Objective: To determine whether the use of disposable clean delivery kits (CDKs) is effective in reducing neonatal tetanus (NNT) infection, regardless of the skills of birth attendants in resource-poor settings.
Methods: A secondary analysis was conducted on data from a matched case-control study in Karachi, Pakistan, involving 140 NNT cases and 280 controls between 1998 and 2001. Conditional logistic regression was performed to assess the independent effect on NNT of CDKs and skilled birth attendants (SBAs).
Results: After adjustment for socioeconomic factors, both CDKs (adjusted matched odds ratio [mOR] 2.0; 95% confidence interval [CI], 1.3-3.1) and SBAs (adjusted mOR 1.7; 95% CI, 1.1-2.7) were independently associated with NNT. The association with CDKs remained significant when additionally adjusted for SBAs (mOR 2.0; 95% CI, 1.0-3.9; P=0.05). The population attributable risk for lack of CDK use was 24% in the study setting.
Conclusion: In the context of resource-poor settings in low-income countries with poor coverage of tetanus toxoid immunization, the use of CDKs seems to be an effective strategy for reducing NNT infection, irrespective of the skill levels of birth attendants. Approximately one-quarter of NNT cases could be prevented in low-income populations with the use of CDKs.
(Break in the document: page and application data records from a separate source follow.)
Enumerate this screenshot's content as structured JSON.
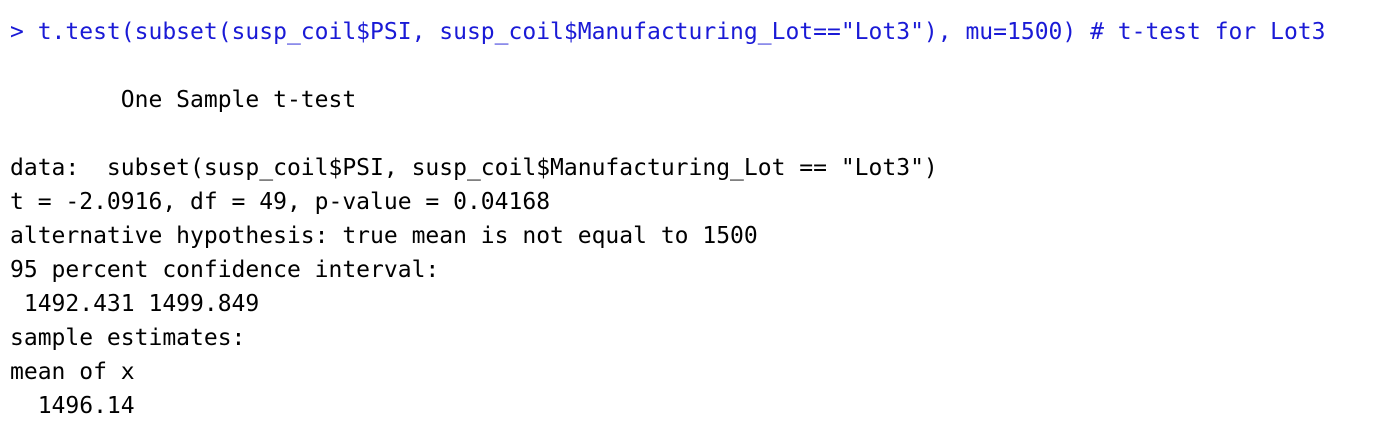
{
  "console": {
    "command": "> t.test(subset(susp_coil$PSI, susp_coil$Manufacturing_Lot==\"Lot3\"), mu=1500) # t-test for Lot3",
    "command_color": "#1a1ad6",
    "output": {
      "title": "        One Sample t-test",
      "data_line": "data:  subset(susp_coil$PSI, susp_coil$Manufacturing_Lot == \"Lot3\")",
      "stats_line": "t = -2.0916, df = 49, p-value = 0.04168",
      "alternative_line": "alternative hypothesis: true mean is not equal to 1500",
      "ci_label": "95 percent confidence interval:",
      "ci_values": " 1492.431 1499.849",
      "estimates_label": "sample estimates:",
      "estimate_name": "mean of x",
      "estimate_value": "  1496.14"
    }
  }
}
Copyright © 2012 International Federation of Gynecology and Obstetrics. Published by Elsevier Ireland Ltd. All rights reserved.